WORK TASK ▸ In the data below, how many lines contain the word "this"? Answer with the number alone.

SUPPLIED RECORDS ▸
BEGIN

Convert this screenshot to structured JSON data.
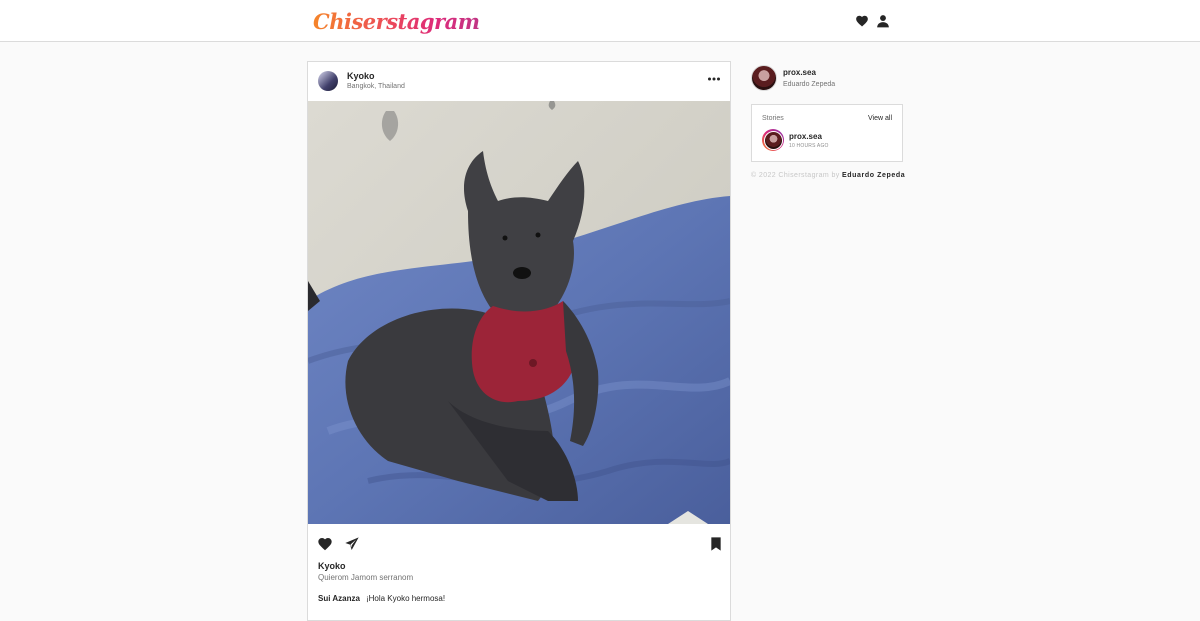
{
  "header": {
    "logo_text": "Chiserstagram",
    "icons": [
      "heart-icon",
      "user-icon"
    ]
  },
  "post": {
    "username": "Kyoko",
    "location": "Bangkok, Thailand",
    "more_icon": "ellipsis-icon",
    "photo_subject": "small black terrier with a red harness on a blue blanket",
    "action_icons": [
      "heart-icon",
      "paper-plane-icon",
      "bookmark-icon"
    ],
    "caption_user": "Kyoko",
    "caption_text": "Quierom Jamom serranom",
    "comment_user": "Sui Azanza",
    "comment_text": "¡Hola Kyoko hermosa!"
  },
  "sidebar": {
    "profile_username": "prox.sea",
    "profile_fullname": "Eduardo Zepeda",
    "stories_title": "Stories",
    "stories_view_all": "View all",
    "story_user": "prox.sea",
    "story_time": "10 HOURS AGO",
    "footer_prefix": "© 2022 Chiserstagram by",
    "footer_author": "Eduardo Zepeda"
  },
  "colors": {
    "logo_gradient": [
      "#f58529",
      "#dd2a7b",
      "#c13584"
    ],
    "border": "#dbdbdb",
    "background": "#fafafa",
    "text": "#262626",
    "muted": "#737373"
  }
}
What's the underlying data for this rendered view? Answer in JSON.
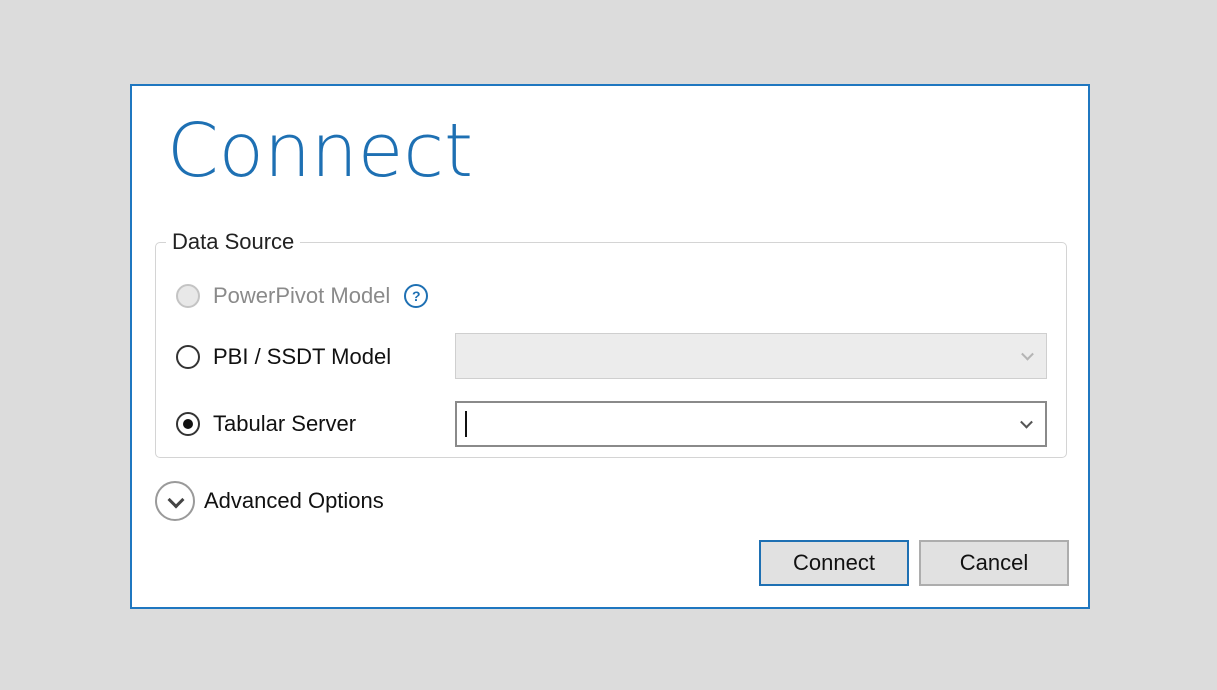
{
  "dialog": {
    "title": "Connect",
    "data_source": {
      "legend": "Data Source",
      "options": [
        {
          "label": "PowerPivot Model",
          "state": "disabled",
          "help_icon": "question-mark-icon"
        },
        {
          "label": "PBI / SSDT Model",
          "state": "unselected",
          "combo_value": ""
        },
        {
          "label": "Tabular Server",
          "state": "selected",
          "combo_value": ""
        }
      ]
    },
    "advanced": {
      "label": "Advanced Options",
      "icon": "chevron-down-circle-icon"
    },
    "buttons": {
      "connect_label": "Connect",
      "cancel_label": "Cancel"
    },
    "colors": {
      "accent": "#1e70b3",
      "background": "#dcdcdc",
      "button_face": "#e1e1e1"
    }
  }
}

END

ANSWER SPACE ▸ 2